* ENTRIES PROVIDED

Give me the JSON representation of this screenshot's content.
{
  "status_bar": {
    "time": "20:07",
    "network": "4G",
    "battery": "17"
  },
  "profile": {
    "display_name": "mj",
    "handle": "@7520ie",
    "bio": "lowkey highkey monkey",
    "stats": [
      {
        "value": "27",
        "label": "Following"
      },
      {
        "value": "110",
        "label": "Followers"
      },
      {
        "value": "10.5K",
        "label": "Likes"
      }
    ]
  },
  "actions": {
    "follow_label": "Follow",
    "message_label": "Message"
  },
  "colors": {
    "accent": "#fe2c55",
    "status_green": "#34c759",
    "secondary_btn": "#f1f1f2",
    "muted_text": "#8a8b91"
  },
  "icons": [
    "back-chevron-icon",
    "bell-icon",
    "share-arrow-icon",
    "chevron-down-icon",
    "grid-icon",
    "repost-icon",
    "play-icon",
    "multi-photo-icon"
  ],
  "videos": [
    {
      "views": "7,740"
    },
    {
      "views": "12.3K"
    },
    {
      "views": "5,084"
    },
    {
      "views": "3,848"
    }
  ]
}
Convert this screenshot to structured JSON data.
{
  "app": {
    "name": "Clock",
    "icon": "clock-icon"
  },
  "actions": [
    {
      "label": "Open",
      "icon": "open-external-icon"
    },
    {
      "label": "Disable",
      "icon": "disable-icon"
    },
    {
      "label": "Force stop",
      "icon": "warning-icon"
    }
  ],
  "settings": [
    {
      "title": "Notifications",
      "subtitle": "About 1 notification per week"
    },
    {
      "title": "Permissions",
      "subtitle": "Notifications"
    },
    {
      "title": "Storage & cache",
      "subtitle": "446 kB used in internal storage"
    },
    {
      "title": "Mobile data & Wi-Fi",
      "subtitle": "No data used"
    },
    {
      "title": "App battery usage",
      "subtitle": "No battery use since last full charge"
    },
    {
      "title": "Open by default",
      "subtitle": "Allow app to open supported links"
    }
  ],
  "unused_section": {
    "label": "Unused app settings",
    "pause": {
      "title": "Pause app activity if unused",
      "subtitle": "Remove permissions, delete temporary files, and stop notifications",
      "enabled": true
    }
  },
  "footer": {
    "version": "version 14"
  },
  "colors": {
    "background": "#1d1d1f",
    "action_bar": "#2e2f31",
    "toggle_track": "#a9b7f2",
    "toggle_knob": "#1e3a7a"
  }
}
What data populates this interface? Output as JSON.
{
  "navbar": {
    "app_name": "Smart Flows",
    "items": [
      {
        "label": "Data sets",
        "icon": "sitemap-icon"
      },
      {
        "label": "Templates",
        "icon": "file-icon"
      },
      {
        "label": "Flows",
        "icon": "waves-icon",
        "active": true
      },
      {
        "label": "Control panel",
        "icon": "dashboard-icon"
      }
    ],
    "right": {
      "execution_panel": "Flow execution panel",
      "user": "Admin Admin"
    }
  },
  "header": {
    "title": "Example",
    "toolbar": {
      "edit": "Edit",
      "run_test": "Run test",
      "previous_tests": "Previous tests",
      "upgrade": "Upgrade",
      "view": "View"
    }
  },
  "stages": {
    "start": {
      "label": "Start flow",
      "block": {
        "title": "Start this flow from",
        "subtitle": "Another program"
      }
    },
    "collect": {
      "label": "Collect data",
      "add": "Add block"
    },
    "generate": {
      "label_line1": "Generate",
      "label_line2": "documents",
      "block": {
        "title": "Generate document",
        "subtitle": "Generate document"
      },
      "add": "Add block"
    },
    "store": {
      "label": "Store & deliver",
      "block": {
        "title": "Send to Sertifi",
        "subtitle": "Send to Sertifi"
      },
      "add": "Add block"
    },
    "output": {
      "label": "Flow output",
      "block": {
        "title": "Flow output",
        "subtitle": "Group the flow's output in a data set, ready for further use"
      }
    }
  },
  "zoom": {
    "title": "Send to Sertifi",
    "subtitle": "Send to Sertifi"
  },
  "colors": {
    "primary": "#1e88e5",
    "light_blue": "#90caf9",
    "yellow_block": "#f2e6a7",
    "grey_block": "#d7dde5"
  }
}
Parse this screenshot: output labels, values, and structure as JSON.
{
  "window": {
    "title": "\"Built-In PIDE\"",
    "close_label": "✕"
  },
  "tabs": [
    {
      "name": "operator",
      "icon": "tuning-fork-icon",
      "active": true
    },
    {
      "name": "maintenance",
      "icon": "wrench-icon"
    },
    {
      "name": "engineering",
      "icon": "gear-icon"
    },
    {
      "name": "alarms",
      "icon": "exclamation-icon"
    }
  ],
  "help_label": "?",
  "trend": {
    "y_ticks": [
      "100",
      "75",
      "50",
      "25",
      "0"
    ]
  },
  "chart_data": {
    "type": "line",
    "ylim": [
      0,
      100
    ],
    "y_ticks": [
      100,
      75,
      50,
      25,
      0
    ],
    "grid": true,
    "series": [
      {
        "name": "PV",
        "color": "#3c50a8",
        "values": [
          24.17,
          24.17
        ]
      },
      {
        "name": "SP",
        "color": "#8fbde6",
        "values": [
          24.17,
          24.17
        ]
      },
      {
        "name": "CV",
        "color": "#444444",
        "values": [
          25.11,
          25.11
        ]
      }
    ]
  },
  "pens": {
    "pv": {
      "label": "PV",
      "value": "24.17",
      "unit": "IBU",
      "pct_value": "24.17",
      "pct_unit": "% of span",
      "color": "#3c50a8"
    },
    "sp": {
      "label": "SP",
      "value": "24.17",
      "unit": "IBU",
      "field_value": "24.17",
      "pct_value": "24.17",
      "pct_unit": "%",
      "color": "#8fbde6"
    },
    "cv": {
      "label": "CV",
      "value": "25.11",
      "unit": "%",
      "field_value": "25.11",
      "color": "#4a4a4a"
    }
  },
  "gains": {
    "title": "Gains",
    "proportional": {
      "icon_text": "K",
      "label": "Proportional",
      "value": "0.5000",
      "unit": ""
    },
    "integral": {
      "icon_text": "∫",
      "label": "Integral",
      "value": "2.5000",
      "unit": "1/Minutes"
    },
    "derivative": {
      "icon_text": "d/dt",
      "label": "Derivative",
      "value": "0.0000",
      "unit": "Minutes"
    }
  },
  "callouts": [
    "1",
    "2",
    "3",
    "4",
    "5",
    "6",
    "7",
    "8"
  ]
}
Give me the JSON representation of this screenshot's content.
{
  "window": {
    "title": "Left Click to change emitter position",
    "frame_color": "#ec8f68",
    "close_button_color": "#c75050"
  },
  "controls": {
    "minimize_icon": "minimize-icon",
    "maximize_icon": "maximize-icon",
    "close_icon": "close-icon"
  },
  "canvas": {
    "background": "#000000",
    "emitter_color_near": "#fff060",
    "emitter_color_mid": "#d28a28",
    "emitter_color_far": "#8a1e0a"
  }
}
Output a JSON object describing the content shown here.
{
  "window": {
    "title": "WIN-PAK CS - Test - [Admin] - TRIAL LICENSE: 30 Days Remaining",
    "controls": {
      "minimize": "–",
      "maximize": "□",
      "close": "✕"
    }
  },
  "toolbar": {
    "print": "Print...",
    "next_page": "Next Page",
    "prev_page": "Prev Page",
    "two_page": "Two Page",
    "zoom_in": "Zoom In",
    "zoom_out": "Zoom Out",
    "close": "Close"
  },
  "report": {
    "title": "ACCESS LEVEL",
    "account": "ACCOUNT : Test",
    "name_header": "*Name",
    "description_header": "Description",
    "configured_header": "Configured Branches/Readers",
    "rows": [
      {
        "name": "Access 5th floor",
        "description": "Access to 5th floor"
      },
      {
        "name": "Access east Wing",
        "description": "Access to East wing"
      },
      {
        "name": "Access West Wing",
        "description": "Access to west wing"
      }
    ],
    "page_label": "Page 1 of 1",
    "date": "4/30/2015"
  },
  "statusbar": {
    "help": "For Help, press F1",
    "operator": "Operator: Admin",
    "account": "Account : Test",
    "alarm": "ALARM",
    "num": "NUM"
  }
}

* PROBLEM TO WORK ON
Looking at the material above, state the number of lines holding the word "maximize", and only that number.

* EXERCISE ANSWER
2